As a result, the parser may freeze trying to parse an XML bomb and start consuming a large amount of memory.

Note that the processed data comes from an external source — they are read from the file along 'pathToXml'. The analyzer detects a combination of these factors and issues a warning.

If we want to make a parser resistant to XEE attacks, we can:

  • prohibit or ignore DTD processing — set the 'Prohibit' / 'Ignore' value for the 'DtdProcessing' property. In older .NET Framework versions, the 'ProhibitDtd' property is used instead of 'DtdProcessing'. 'ProhibitDtd' must have the 'true' value to prohibit the DTD processing.
  • set limits on the maximum size of entities.

Below is an example of settings in which the DTD processing is allowed, but the maximum size of entities is limited:

XmlReaderSettings settings = new XmlReaderSettings()
{
  DtdProcessing = DtdProcessing.Parse,
  MaxCharactersFromEntities = 1024
};

If the size of entities exceeds the limits during the XML file parsing, the 'reader' parser generates an exception of the 'XmlException' type.

The analyzer also takes into account interprocedural calls. Let's change the example above:

static XmlReaderSettings GetDefaultSettings()
{
  var settings = new XmlReaderSettings();
  settings.DtdProcessing = DtdProcessing.Parse;
  settings.MaxCharactersFromEntities = 0;

  return settings;
}

public static void XEETarget(String pathToXml)
{
  using (var xml = File.OpenRead(pathToXml))
  {
    using (var reader = XmlReader.Create(xml, GetDefaultSettings()))
    {
      ProcessXml(reader);
    }
  }
}

static void ProcessXml(XmlReader reader)
{
  while (reader.Read())
  {
    // Process XML
  }
}

In this case the analyzer issues a warning for calling the 'ProcessXml' method, since it tracks that:

  • the XML file is processed inside 'ProcessXml';
  • the developer created the XML parser with insecure settings came from the 'GetDefaultSettings' method;
  • the parser processes potentially tainted data (read from the 'pathToXml' file).

Besides, the analyzer points out the code fragments corresponding to the actions listed above.

Note that the analyzer also sees method parameters (available from other assemblies) as tainted data sources. You can read more about it in the article: "Why you should check values of public methods' parameters".

Example:

public class XEETest
{
  public static void XEETarget(Stream xmlStream)
  {
    var rs = new XmlReaderSettings()
    {
      DtdProcessing = DtdProcessing.Parse,
      MaxCharactersFromEntities = 0
    };

    using (var reader = XmlReader.Create(xmlStream, rs))
    {
      while (reader.Read())
      {
        // Process XML
      }
    }
  }
}

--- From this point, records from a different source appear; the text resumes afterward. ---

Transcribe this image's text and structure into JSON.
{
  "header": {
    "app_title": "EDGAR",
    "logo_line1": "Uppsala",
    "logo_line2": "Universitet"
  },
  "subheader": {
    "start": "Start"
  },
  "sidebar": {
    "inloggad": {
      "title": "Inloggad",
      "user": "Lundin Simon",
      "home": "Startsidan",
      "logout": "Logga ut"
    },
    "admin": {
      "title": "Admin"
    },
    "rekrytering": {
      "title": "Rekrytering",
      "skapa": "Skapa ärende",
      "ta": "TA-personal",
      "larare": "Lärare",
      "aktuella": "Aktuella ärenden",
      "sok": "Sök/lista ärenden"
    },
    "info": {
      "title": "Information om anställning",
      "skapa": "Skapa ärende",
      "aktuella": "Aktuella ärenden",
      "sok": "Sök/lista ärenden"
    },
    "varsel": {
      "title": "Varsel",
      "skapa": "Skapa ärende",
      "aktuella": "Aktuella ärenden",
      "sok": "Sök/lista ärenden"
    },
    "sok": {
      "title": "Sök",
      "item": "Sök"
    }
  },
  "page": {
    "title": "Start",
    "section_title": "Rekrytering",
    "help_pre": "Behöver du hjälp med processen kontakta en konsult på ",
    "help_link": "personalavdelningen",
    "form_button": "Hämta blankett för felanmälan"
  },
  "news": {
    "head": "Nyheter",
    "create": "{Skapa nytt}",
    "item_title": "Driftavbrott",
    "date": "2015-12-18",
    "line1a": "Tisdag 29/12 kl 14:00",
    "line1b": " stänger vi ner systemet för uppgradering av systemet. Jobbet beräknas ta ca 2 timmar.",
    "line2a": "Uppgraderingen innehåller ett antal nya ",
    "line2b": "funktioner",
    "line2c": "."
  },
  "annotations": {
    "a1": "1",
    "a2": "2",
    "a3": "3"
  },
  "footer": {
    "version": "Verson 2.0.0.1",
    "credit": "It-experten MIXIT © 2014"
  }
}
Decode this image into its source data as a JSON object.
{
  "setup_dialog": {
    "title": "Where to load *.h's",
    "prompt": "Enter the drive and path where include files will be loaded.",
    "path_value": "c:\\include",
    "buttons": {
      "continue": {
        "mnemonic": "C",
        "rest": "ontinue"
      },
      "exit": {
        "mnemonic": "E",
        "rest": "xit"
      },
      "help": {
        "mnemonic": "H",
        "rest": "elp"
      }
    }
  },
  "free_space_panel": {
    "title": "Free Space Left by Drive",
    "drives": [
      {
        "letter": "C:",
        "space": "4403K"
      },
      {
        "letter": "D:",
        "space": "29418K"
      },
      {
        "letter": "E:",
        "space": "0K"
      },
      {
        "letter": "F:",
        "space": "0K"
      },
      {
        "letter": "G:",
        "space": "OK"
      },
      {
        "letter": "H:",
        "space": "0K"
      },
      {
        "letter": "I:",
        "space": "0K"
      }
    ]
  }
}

The analyzer issues a low certainty level warning for this code, since the source of tainted data – a parameter of a publicly available method – is used in a dangerously configured XML parser.

Note that in different .NET Framework versions default settings may vary. Therefore, the same code fragment may be vulnerable to XEE attacks, or be resistant.

An example of this fragment:

static void XEETarget(String pathToXml)
{
  using (var xml = File.OpenRead(pathToXml))
  {
    var settings = new XmlReaderSettings()
    {
      DtdProcessing = DtdProcessing.Parse
    };

    using (var reader = XmlReader.Create(xml, settings))
    {
      while (reader.Read())
      {
        // Process XML
      }
    }
  }
}

This code fragment is vulnerable to XEE attacks in .NET Framework 4.5.1 and older versions. It does not set limits on entities size — the value of the 'MaxCharactersFromEntities' property is 0. In .NET Framework 4.5.2 and newer versions a limit on entities size is set by default. As a result, this code fragment is resistant to XEE attacks.

This diagnostic is classified as:

This website uses cookies and other technology to provide you a more personalized experience. By continuing the view of our web-pages you accept the terms of using these files. If you don't want your personal data to be processed, please, leave this site.
Learn More →
Accept